Most people have a hard time imagining me as anything other than an opinionated, strong-minded, strong-willed, feisty ass Womanista. It’s funny to me because me, 10 years ago, would’ve never imagined that I would be such the firecracker I am today. Growing up I was shy, quiet, and wildly insecure. So… how did I get here?
I wish I could give you a precise instructional on how I obtained the immense self-love I have today but alas, I don’t. What I can tell you is that this journey to self-love has never ended. I’m going down this path day by day. It’s a process.
When I was a child, I was bullied for my weight mercilessly. Everyday, walking into school, I felt like I was walking into a battle field where my classmates were armed with hurtful words and sometimes, their hands. Getting on the bus was no better. I was bullied by the “cool girls” on there too.
As a result, my self-esteem tanked. If you thumb through my old journal from middle school to early high school, the depression I suffered from would be very evident. I hated myself. I hated my life. I was jealous of my friends who got attention from guys. I wanted to be wanted and desired. I wanted to feel beautiful. I wanted to take drastic measures to lose weight. I wanted to hide my face. I just wanted to roll up in a ball and stay in a corner somewhere. It was getting so bad that I was contemplating what the world would be like without me. Would people care? Would people even notice?
The only places where I felt free was in front of my piano, on stage portraying a character, listening to music and singing in my room, or writing away in my rhyme book. Where there was art, there was my peace. That was where I felt beautiful. Art saved me.
Via art, my confidence began to grow. I began to become more sure of myself and I began to understand how worthy of respect I was. It carried into other areas into my life. I began to try and see my positives more than the negatives. I would smile at my reflection–even if it was a sheepish smile. I would compliment my friends because I noticed, making others feel better made me feel better.
Day by day, year by year, love for myself began to grow. It became even more intense when I found black feminism and womanism. These ideologies made me realize my worth as a woman and how I did not have to apologize for who I am. So many aspects of feminism and womanism that made me more confident as a woman: I stopped saying “sorry” when I was uncomfortable. I started saying “no” more often. I stopped prioritizing how men felt about me over how I felt about myself. I stopped seeing other women as my competition and as comrades.
As my self-love began to grow, so did my want (and need) to take care of myself. I began to eat healthier and work out–not because I wanted my body to fit societal standards but because I wanted to feel good internally.
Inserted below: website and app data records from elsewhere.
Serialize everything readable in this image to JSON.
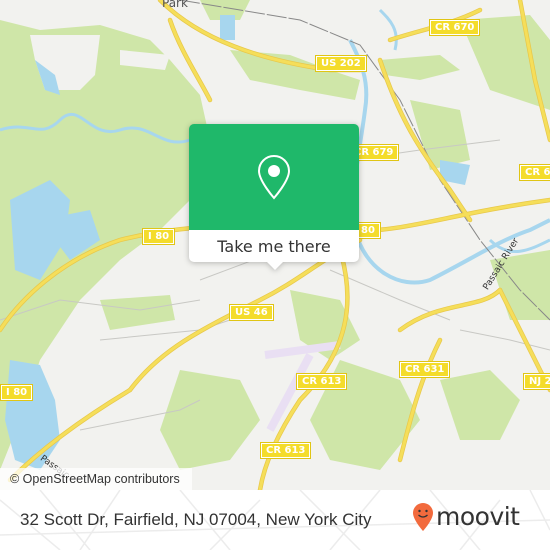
{
  "map": {
    "place_labels": [
      {
        "text": "Park"
      }
    ],
    "road_shields": [
      {
        "text": "CR 670"
      },
      {
        "text": "US 202"
      },
      {
        "text": "CR 679"
      },
      {
        "text": "CR 6"
      },
      {
        "text": "I 80"
      },
      {
        "text": "80"
      },
      {
        "text": "I 80"
      },
      {
        "text": "US 46"
      },
      {
        "text": "CR 613"
      },
      {
        "text": "CR 631"
      },
      {
        "text": "NJ 2"
      },
      {
        "text": "CR 613"
      }
    ],
    "river_labels": [
      {
        "text": "Passaic River"
      },
      {
        "text": "Passaic"
      }
    ],
    "colors": {
      "background": "#f2f2ef",
      "park": "#cfe6a8",
      "water": "#a7d6ee",
      "road": "#f5de5a",
      "airport": "#e9dff3"
    }
  },
  "popup": {
    "icon": "location-pin-icon",
    "action_label": "Take me there",
    "accent_color": "#1fb86a"
  },
  "attribution": {
    "text": "© OpenStreetMap contributors"
  },
  "footer": {
    "address": "32 Scott Dr, Fairfield, NJ 07004, New York City",
    "logo_text": "moovit",
    "logo_icon": "moovit-pin-icon",
    "logo_color": "#f26a3d"
  }
}
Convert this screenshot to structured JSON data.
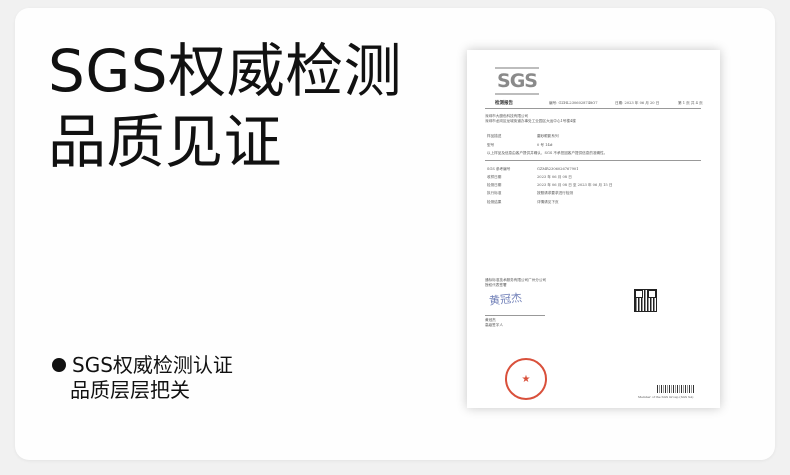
{
  "headline": {
    "line1": "SGS权威检测",
    "line2": "品质见证"
  },
  "features": {
    "line1": "SGS权威检测认证",
    "line2": "品质层层把关"
  },
  "certificate": {
    "logo_text": "SGS",
    "report_title": "检测报告",
    "report_no": "编号: GZHL2306028748O7",
    "date": "日期: 2023 年 06 月 20 日",
    "page": "第 1 页 共 4 页",
    "client_line1": "深圳市大魔色科技有限公司",
    "client_line2": "深圳市龙岗区龙城街道办事处工业园区大运中心1号楼4楼",
    "field_sample_name": "样品描述",
    "val_sample_name": "磨砂眼影系列",
    "field_model": "型号",
    "val_model": "0 号 14#",
    "info_line": "以上样品及信息由客户提供并确认，SGS 不承担因客户提供信息的准确性。",
    "field_sgs_no": "SGS 参考编号",
    "val_sgs_no": "GZMR2306026767901",
    "field_receive_date": "收样日期",
    "val_receive_date": "2023 年 06 月 08 日",
    "field_test_date": "检测日期",
    "val_test_date": "2023 年 06 月 08 日 至 2023 年 06 月 15 日",
    "field_standard": "执行标准",
    "val_standard": "按照请求要求进行检测",
    "field_result": "检测结果",
    "val_result": "详情请见下页",
    "lab_line1": "通标标准技术服务有限公司广州分公司",
    "lab_line2": "授权代表签署",
    "signature": "黄冠杰",
    "signer_name": "黄冠杰",
    "signer_title": "高级签字人",
    "seal_text": "★",
    "footer_note": "Member of the SGS Group (SGS SA)"
  }
}
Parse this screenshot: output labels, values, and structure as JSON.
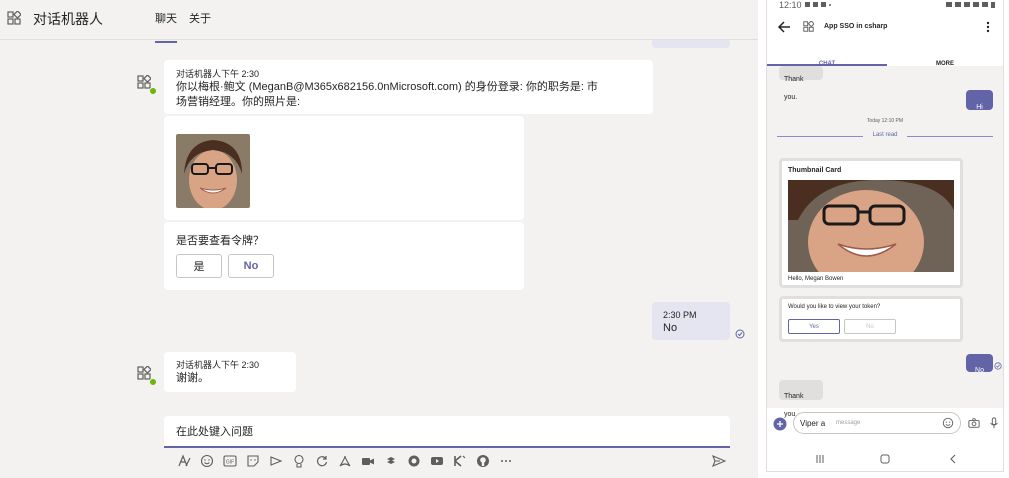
{
  "colors": {
    "accent": "#6264a7",
    "sent_bubble": "#e5e5f1",
    "online": "#6bb700"
  },
  "desktop": {
    "header": {
      "title": "对话机器人",
      "tabs": [
        "聊天",
        "关于"
      ]
    },
    "messages": [
      {
        "sender_time": "对话机器人下午 2:30",
        "text": "你以梅根·鲍文 (MeganB@M365x682156.0nMicrosoft.com) 的身份登录: 你的职务是: 市场营销经理。你的照片是:"
      },
      {
        "card_question": "是否要查看令牌？",
        "buttons": [
          "是",
          "No"
        ]
      },
      {
        "sent_time": "2:30 PM",
        "sent_text": "No"
      },
      {
        "sender_time": "对话机器人下午 2:30",
        "text": "谢谢。"
      }
    ],
    "compose": {
      "placeholder": "在此处键入问题"
    },
    "toolbar_icons": [
      "format-icon",
      "emoji-icon",
      "gif-icon",
      "sticker-icon",
      "meet-icon",
      "praise-icon",
      "loop-icon",
      "acrobat-icon",
      "video-icon",
      "stream-icon",
      "approvals-icon",
      "youtube-icon",
      "klout-icon",
      "github-icon",
      "more-icon",
      "send-icon"
    ]
  },
  "phone": {
    "status": {
      "time": "12:10"
    },
    "header": {
      "title": "App SSO in csharp"
    },
    "tabs": [
      "CHAT",
      "MORE"
    ],
    "messages": {
      "thank_you_top": "Thank you.",
      "hi": "Hi",
      "timestamp": "Today 12:10 PM",
      "last_read": "Last read",
      "card_title": "Thumbnail Card",
      "card_caption": "Hello, Megan Bowen",
      "question": "Would you like to view your token?",
      "buttons": [
        "Yes",
        "No"
      ],
      "no": "No",
      "thank_you_bottom": "Thank you."
    },
    "compose": {
      "typed": "Viper a",
      "placeholder": "message"
    }
  }
}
As a black woman, I’m expected to be indestructible and invulnerable. I have to be “strong” all the time. It’s unfair and I refuse to subscribe to that idea. I am human and I work through my struggles–that in itself makes me resilient.
It’s important that black women take care of ourselves. Black women loving and caring for ourselves is a revolutionary act in a world that tries to convince us that we are not worthy of that.
On this Valentine’s Day, it’s important that I remind myself and other black women, that while we spend time with our friends, family, and significant others on this day, we should also spend time and value time with ourselves.
Take yourself out. Get your nails done and your hair did sis. Tell yourself you’re beautiful and be gentle with yourself.
How I feel about myself is the only opinion that matters at the end of the day.
“Caring for myself is not self-indulgence. It is self-preservation and that is an act of political warfare.”
— Audre Lorde